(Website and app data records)
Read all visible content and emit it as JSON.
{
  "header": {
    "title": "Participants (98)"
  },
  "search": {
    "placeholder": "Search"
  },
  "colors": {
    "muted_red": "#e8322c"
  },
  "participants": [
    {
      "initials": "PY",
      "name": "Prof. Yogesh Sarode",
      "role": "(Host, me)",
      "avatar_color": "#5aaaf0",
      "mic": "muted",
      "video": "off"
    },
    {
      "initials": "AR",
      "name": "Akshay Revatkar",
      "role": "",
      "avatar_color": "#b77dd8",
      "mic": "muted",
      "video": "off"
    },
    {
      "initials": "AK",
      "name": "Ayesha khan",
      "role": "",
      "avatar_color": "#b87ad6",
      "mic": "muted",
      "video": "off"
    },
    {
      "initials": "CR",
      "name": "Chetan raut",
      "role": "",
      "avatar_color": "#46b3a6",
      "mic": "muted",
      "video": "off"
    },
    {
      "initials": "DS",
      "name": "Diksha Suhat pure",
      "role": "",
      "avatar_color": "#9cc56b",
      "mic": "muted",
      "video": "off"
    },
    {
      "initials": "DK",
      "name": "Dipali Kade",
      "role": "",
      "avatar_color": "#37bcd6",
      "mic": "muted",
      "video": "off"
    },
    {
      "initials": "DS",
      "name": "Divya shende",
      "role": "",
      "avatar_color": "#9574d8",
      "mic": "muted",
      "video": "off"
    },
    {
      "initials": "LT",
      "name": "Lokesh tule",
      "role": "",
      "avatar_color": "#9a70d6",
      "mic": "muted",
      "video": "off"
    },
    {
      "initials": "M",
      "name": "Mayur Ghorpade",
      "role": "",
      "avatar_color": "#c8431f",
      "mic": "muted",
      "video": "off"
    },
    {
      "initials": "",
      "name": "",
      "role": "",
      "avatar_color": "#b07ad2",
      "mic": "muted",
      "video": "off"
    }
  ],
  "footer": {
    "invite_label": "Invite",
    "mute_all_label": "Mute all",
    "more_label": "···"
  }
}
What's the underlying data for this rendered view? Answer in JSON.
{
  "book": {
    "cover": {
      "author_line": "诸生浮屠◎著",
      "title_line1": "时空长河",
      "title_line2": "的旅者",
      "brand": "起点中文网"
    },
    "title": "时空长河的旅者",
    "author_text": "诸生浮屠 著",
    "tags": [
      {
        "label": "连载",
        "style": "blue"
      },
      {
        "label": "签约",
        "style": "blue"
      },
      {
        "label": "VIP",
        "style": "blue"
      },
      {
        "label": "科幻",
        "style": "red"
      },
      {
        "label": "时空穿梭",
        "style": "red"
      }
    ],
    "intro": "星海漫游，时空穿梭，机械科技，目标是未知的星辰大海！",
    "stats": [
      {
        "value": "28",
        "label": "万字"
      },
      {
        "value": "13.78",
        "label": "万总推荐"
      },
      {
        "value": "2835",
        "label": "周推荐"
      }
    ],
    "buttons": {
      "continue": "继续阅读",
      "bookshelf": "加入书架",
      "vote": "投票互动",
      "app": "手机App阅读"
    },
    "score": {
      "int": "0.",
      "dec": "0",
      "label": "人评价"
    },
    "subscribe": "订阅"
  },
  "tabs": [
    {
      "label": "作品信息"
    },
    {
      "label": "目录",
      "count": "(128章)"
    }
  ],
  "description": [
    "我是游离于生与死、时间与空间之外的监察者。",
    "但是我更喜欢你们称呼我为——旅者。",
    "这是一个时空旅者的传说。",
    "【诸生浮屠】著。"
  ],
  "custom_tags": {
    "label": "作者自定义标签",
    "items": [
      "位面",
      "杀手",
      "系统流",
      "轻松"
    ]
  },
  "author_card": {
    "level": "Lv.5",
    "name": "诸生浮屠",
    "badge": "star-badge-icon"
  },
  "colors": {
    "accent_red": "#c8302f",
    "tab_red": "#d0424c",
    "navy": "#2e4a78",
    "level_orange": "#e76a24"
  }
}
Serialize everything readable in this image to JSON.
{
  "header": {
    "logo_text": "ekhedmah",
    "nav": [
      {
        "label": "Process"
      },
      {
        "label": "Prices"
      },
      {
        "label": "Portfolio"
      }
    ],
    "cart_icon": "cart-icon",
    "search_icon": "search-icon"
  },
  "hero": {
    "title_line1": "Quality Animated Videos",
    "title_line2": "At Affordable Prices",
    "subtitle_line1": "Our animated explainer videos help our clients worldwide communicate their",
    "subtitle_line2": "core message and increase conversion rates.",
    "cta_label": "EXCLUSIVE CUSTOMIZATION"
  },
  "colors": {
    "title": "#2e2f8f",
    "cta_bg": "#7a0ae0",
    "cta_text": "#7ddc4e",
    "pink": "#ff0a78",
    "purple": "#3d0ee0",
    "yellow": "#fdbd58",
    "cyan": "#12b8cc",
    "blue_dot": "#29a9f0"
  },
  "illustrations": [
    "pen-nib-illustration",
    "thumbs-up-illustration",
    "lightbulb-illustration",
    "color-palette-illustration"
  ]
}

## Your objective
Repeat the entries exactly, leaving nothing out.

## Your solution
Read all visible content and emit it as JSON.
{
  "header": {
    "title": "Participants (98)"
  },
  "search": {
    "placeholder": "Search"
  },
  "colors": {
    "muted_red": "#e8322c"
  },
  "participants": [
    {
      "initials": "PY",
      "name": "Prof. Yogesh Sarode",
      "role": "(Host, me)",
      "avatar_color": "#5aaaf0",
      "mic": "muted",
      "video": "off"
    },
    {
      "initials": "AR",
      "name": "Akshay Revatkar",
      "role": "",
      "avatar_color": "#b77dd8",
      "mic": "muted",
      "video": "off"
    },
    {
      "initials": "AK",
      "name": "Ayesha khan",
      "role": "",
      "avatar_color": "#b87ad6",
      "mic": "muted",
      "video": "off"
    },
    {
      "initials": "CR",
      "name": "Chetan raut",
      "role": "",
      "avatar_color": "#46b3a6",
      "mic": "muted",
      "video": "off"
    },
    {
      "initials": "DS",
      "name": "Diksha Suhat pure",
      "role": "",
      "avatar_color": "#9cc56b",
      "mic": "muted",
      "video": "off"
    },
    {
      "initials": "DK",
      "name": "Dipali Kade",
      "role": "",
      "avatar_color": "#37bcd6",
      "mic": "muted",
      "video": "off"
    },
    {
      "initials": "DS",
      "name": "Divya shende",
      "role": "",
      "avatar_color": "#9574d8",
      "mic": "muted",
      "video": "off"
    },
    {
      "initials": "LT",
      "name": "Lokesh tule",
      "role": "",
      "avatar_color": "#9a70d6",
      "mic": "muted",
      "video": "off"
    },
    {
      "initials": "M",
      "name": "Mayur Ghorpade",
      "role": "",
      "avatar_color": "#c8431f",
      "mic": "muted",
      "video": "off"
    },
    {
      "initials": "",
      "name": "",
      "role": "",
      "avatar_color": "#b07ad2",
      "mic": "muted",
      "video": "off"
    }
  ],
  "footer": {
    "invite_label": "Invite",
    "mute_all_label": "Mute all",
    "more_label": "···"
  }
}
What's the underlying data for this rendered view? Answer in JSON.
{
  "book": {
    "cover": {
      "author_line": "诸生浮屠◎著",
      "title_line1": "时空长河",
      "title_line2": "的旅者",
      "brand": "起点中文网"
    },
    "title": "时空长河的旅者",
    "author_text": "诸生浮屠 著",
    "tags": [
      {
        "label": "连载",
        "style": "blue"
      },
      {
        "label": "签约",
        "style": "blue"
      },
      {
        "label": "VIP",
        "style": "blue"
      },
      {
        "label": "科幻",
        "style": "red"
      },
      {
        "label": "时空穿梭",
        "style": "red"
      }
    ],
    "intro": "星海漫游，时空穿梭，机械科技，目标是未知的星辰大海！",
    "stats": [
      {
        "value": "28",
        "label": "万字"
      },
      {
        "value": "13.78",
        "label": "万总推荐"
      },
      {
        "value": "2835",
        "label": "周推荐"
      }
    ],
    "buttons": {
      "continue": "继续阅读",
      "bookshelf": "加入书架",
      "vote": "投票互动",
      "app": "手机App阅读"
    },
    "score": {
      "int": "0.",
      "dec": "0",
      "label": "人评价"
    },
    "subscribe": "订阅"
  },
  "tabs": [
    {
      "label": "作品信息"
    },
    {
      "label": "目录",
      "count": "(128章)"
    }
  ],
  "description": [
    "我是游离于生与死、时间与空间之外的监察者。",
    "但是我更喜欢你们称呼我为——旅者。",
    "这是一个时空旅者的传说。",
    "【诸生浮屠】著。"
  ],
  "custom_tags": {
    "label": "作者自定义标签",
    "items": [
      "位面",
      "杀手",
      "系统流",
      "轻松"
    ]
  },
  "author_card": {
    "level": "Lv.5",
    "name": "诸生浮屠",
    "badge": "star-badge-icon"
  },
  "colors": {
    "accent_red": "#c8302f",
    "tab_red": "#d0424c",
    "navy": "#2e4a78",
    "level_orange": "#e76a24"
  }
}
Serialize everything readable in this image to JSON.
{
  "header": {
    "logo_text": "ekhedmah",
    "nav": [
      {
        "label": "Process"
      },
      {
        "label": "Prices"
      },
      {
        "label": "Portfolio"
      }
    ],
    "cart_icon": "cart-icon",
    "search_icon": "search-icon"
  },
  "hero": {
    "title_line1": "Quality Animated Videos",
    "title_line2": "At Affordable Prices",
    "subtitle_line1": "Our animated explainer videos help our clients worldwide communicate their",
    "subtitle_line2": "core message and increase conversion rates.",
    "cta_label": "EXCLUSIVE CUSTOMIZATION"
  },
  "colors": {
    "title": "#2e2f8f",
    "cta_bg": "#7a0ae0",
    "cta_text": "#7ddc4e",
    "pink": "#ff0a78",
    "purple": "#3d0ee0",
    "yellow": "#fdbd58",
    "cyan": "#12b8cc",
    "blue_dot": "#29a9f0"
  },
  "illustrations": [
    "pen-nib-illustration",
    "thumbs-up-illustration",
    "lightbulb-illustration",
    "color-palette-illustration"
  ]
}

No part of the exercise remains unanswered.